Exercise input.
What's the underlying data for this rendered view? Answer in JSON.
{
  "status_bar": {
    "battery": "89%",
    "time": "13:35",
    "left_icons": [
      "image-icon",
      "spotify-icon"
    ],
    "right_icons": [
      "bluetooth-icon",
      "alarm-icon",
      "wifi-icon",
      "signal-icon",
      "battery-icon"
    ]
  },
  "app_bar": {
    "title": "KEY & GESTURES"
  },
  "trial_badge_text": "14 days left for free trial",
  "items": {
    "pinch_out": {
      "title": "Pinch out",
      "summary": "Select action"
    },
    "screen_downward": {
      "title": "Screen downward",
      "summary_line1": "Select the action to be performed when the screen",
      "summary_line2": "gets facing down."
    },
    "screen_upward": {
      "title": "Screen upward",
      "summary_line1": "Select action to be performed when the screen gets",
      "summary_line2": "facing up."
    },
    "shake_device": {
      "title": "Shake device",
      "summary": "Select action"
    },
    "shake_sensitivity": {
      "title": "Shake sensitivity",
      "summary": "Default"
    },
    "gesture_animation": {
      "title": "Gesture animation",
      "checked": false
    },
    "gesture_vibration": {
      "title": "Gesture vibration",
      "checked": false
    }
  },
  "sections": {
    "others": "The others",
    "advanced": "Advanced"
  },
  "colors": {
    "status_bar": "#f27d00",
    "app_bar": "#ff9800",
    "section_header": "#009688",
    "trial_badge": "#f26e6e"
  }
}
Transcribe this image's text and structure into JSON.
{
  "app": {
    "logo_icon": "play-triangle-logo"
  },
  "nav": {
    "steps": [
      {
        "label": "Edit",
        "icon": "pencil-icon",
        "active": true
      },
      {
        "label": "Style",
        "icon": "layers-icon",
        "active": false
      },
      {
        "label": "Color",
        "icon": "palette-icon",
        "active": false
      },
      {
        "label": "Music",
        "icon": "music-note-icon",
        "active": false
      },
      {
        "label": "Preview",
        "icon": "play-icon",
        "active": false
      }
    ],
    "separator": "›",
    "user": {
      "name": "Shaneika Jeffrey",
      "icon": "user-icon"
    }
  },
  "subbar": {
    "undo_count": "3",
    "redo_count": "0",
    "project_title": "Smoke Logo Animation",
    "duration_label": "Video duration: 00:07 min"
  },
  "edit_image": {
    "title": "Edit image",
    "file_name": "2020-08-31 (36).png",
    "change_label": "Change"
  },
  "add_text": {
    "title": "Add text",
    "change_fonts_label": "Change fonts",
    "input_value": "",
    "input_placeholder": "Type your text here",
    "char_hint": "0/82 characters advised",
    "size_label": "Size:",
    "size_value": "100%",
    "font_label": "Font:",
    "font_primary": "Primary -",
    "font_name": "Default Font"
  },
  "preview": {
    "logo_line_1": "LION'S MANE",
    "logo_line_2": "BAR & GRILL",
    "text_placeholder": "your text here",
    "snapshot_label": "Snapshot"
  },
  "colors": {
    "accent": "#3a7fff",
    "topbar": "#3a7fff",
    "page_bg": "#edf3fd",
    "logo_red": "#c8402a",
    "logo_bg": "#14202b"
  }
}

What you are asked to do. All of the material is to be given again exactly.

Output for this task.
What's the underlying data for this rendered view? Answer in JSON.
{
  "status_bar": {
    "battery": "89%",
    "time": "13:35",
    "left_icons": [
      "image-icon",
      "spotify-icon"
    ],
    "right_icons": [
      "bluetooth-icon",
      "alarm-icon",
      "wifi-icon",
      "signal-icon",
      "battery-icon"
    ]
  },
  "app_bar": {
    "title": "KEY & GESTURES"
  },
  "trial_badge_text": "14 days left for free trial",
  "items": {
    "pinch_out": {
      "title": "Pinch out",
      "summary": "Select action"
    },
    "screen_downward": {
      "title": "Screen downward",
      "summary_line1": "Select the action to be performed when the screen",
      "summary_line2": "gets facing down."
    },
    "screen_upward": {
      "title": "Screen upward",
      "summary_line1": "Select action to be performed when the screen gets",
      "summary_line2": "facing up."
    },
    "shake_device": {
      "title": "Shake device",
      "summary": "Select action"
    },
    "shake_sensitivity": {
      "title": "Shake sensitivity",
      "summary": "Default"
    },
    "gesture_animation": {
      "title": "Gesture animation",
      "checked": false
    },
    "gesture_vibration": {
      "title": "Gesture vibration",
      "checked": false
    }
  },
  "sections": {
    "others": "The others",
    "advanced": "Advanced"
  },
  "colors": {
    "status_bar": "#f27d00",
    "app_bar": "#ff9800",
    "section_header": "#009688",
    "trial_badge": "#f26e6e"
  }
}
Transcribe this image's text and structure into JSON.
{
  "app": {
    "logo_icon": "play-triangle-logo"
  },
  "nav": {
    "steps": [
      {
        "label": "Edit",
        "icon": "pencil-icon",
        "active": true
      },
      {
        "label": "Style",
        "icon": "layers-icon",
        "active": false
      },
      {
        "label": "Color",
        "icon": "palette-icon",
        "active": false
      },
      {
        "label": "Music",
        "icon": "music-note-icon",
        "active": false
      },
      {
        "label": "Preview",
        "icon": "play-icon",
        "active": false
      }
    ],
    "separator": "›",
    "user": {
      "name": "Shaneika Jeffrey",
      "icon": "user-icon"
    }
  },
  "subbar": {
    "undo_count": "3",
    "redo_count": "0",
    "project_title": "Smoke Logo Animation",
    "duration_label": "Video duration: 00:07 min"
  },
  "edit_image": {
    "title": "Edit image",
    "file_name": "2020-08-31 (36).png",
    "change_label": "Change"
  },
  "add_text": {
    "title": "Add text",
    "change_fonts_label": "Change fonts",
    "input_value": "",
    "input_placeholder": "Type your text here",
    "char_hint": "0/82 characters advised",
    "size_label": "Size:",
    "size_value": "100%",
    "font_label": "Font:",
    "font_primary": "Primary -",
    "font_name": "Default Font"
  },
  "preview": {
    "logo_line_1": "LION'S MANE",
    "logo_line_2": "BAR & GRILL",
    "text_placeholder": "your text here",
    "snapshot_label": "Snapshot"
  },
  "colors": {
    "accent": "#3a7fff",
    "topbar": "#3a7fff",
    "page_bg": "#edf3fd",
    "logo_red": "#c8402a",
    "logo_bg": "#14202b"
  }
}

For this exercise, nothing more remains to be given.